*WHAT TO PRODUCE*
From the entries, return every line where the string "JSON" shows up.

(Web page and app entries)
=======
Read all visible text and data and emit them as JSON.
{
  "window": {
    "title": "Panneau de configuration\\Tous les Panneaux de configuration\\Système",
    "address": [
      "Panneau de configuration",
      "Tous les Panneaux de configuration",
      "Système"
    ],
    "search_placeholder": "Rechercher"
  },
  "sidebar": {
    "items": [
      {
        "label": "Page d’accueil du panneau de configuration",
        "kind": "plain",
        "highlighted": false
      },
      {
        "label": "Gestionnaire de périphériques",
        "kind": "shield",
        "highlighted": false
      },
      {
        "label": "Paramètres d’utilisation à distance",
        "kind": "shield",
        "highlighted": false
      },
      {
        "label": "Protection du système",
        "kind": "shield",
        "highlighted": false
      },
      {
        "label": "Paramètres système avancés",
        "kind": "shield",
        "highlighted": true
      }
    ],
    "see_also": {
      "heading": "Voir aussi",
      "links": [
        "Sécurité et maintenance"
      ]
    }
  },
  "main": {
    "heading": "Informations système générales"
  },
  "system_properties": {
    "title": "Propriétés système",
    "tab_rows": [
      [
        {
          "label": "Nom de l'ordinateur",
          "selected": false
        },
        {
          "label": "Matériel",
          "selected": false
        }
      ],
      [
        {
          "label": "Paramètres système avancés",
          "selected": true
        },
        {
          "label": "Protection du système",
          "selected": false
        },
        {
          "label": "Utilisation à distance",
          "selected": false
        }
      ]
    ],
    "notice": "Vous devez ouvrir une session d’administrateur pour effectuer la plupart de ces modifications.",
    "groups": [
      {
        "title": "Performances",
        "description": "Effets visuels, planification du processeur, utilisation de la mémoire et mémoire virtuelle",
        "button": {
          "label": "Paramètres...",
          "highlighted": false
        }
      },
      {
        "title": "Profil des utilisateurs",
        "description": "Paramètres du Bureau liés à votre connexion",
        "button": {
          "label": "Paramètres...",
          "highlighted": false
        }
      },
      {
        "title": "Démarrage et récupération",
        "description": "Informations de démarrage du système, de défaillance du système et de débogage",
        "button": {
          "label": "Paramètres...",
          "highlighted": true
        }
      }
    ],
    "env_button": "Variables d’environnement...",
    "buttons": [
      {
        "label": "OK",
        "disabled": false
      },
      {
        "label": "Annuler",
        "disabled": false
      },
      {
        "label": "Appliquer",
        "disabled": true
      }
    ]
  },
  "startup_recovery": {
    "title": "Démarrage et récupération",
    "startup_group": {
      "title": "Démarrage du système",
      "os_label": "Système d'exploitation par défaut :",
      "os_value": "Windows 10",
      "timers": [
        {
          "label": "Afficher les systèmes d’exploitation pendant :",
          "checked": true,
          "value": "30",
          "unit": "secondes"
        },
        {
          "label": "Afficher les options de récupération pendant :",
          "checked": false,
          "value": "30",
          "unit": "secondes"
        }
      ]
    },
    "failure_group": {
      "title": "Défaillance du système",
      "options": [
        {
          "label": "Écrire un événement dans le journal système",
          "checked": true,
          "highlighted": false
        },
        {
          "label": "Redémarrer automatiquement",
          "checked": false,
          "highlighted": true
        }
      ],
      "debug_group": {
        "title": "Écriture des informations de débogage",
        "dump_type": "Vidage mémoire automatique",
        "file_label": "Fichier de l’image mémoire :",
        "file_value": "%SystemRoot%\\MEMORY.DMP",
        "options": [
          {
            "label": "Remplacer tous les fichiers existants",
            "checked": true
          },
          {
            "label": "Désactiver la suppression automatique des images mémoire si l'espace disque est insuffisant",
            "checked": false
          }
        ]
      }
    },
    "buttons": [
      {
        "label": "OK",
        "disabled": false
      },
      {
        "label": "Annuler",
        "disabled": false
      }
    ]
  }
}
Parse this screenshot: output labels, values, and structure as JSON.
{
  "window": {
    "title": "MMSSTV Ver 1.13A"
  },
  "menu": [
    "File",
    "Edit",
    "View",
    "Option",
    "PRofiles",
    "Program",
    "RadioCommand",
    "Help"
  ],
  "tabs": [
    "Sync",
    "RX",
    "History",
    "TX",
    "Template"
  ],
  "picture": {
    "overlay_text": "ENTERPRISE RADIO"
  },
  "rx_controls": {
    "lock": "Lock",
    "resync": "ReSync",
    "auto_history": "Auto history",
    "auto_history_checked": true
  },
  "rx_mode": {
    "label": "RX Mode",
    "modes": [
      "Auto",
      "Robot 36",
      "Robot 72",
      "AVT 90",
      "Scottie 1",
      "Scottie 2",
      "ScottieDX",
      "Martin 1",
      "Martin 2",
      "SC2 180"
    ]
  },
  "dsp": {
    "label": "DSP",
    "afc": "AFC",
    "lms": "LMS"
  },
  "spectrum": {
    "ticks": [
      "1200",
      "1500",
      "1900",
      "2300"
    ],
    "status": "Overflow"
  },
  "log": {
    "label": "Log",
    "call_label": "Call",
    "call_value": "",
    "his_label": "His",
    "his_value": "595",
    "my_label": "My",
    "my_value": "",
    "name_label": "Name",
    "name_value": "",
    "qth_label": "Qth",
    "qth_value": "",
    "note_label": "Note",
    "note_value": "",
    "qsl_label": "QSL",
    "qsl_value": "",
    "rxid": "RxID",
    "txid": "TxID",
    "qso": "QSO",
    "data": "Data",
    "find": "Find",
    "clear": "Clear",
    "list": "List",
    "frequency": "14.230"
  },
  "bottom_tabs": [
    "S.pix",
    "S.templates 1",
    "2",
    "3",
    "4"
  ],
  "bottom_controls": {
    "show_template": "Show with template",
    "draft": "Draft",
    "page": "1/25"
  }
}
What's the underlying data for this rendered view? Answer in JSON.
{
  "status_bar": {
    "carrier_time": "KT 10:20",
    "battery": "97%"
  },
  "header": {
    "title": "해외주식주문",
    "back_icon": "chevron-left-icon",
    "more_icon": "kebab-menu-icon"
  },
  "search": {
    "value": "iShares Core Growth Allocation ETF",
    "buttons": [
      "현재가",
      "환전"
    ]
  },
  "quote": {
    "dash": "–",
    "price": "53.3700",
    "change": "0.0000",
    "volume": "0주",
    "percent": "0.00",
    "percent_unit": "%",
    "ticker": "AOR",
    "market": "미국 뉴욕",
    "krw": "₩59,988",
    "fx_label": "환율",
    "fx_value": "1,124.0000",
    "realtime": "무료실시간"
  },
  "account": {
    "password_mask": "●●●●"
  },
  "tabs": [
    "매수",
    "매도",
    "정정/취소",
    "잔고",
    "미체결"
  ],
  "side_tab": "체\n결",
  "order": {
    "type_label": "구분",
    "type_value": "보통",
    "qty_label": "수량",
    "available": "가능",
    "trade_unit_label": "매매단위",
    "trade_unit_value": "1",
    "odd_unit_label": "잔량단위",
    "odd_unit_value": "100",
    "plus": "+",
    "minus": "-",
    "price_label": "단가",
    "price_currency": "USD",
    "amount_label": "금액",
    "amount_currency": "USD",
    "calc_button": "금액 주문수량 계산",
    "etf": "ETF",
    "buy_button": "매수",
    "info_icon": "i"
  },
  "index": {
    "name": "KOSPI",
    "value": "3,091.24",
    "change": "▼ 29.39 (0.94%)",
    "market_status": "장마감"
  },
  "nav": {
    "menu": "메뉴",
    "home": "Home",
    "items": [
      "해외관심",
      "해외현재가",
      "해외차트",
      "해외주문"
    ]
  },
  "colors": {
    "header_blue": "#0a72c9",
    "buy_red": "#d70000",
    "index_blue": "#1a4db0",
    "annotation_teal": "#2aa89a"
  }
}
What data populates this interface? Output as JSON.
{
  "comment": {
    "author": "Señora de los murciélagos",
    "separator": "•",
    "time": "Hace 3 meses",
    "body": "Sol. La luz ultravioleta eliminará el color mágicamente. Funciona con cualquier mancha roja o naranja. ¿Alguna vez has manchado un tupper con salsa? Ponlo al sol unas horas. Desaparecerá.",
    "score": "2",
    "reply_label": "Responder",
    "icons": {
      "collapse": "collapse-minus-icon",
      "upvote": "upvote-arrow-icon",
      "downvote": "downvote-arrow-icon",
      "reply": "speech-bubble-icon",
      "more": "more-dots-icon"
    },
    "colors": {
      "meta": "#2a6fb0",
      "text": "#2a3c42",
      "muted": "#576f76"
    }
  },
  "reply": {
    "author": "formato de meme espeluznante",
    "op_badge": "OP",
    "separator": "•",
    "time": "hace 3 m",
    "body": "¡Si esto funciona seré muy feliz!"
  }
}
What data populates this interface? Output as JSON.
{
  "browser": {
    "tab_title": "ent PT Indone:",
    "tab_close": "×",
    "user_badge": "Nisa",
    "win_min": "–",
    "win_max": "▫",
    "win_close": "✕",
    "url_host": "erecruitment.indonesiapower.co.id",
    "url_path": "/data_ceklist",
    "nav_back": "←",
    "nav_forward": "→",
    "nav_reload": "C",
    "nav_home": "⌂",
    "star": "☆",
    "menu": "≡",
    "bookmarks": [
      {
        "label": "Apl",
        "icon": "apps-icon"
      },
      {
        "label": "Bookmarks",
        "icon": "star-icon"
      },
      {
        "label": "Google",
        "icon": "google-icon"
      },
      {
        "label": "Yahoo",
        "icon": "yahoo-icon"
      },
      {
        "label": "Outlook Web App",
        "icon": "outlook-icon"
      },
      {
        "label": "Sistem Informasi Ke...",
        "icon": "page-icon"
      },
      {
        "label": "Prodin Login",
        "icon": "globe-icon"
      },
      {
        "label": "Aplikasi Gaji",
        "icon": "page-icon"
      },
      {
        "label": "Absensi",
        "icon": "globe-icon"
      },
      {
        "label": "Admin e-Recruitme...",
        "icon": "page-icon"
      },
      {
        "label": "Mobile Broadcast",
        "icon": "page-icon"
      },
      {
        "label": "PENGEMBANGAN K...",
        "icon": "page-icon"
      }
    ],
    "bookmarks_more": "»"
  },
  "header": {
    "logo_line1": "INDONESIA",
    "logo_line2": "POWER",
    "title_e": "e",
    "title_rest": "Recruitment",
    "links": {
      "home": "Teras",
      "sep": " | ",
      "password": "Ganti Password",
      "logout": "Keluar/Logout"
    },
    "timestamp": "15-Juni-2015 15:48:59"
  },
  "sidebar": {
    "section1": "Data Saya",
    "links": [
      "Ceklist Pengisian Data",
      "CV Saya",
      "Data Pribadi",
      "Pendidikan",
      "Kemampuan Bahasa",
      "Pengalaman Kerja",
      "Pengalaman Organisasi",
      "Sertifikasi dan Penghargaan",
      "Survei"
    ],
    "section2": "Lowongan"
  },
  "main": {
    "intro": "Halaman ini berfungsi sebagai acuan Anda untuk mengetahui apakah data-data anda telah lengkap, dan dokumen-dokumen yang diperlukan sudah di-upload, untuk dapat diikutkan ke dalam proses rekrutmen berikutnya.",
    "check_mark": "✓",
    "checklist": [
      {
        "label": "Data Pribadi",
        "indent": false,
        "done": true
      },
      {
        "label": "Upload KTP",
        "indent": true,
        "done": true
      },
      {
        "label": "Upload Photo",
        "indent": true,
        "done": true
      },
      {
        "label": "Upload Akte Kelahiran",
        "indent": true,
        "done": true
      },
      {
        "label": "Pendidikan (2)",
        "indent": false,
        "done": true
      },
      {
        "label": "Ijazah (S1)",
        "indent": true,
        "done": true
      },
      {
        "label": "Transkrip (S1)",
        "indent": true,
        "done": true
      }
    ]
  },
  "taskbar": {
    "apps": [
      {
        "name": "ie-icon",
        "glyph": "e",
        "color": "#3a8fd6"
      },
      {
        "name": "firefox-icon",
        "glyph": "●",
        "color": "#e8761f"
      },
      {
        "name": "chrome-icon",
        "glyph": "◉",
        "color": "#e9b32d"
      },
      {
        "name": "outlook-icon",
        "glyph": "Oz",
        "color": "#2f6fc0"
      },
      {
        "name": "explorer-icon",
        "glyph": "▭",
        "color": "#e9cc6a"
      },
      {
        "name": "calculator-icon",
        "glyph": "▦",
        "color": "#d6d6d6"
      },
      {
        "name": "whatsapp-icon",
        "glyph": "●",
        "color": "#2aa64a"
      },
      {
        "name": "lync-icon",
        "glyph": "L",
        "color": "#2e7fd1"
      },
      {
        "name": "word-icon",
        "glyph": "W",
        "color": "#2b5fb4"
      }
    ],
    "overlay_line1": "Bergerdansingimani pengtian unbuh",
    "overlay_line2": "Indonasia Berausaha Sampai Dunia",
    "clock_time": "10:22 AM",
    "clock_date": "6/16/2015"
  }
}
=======
*WRITTEN REPLY*
Read all visible text and data and emit them as JSON.
Parse this screenshot: output labels, values, and structure as JSON.
What's the underlying data for this rendered view? Answer in JSON.
What data populates this interface? Output as JSON.
What data populates this interface? Output as JSON.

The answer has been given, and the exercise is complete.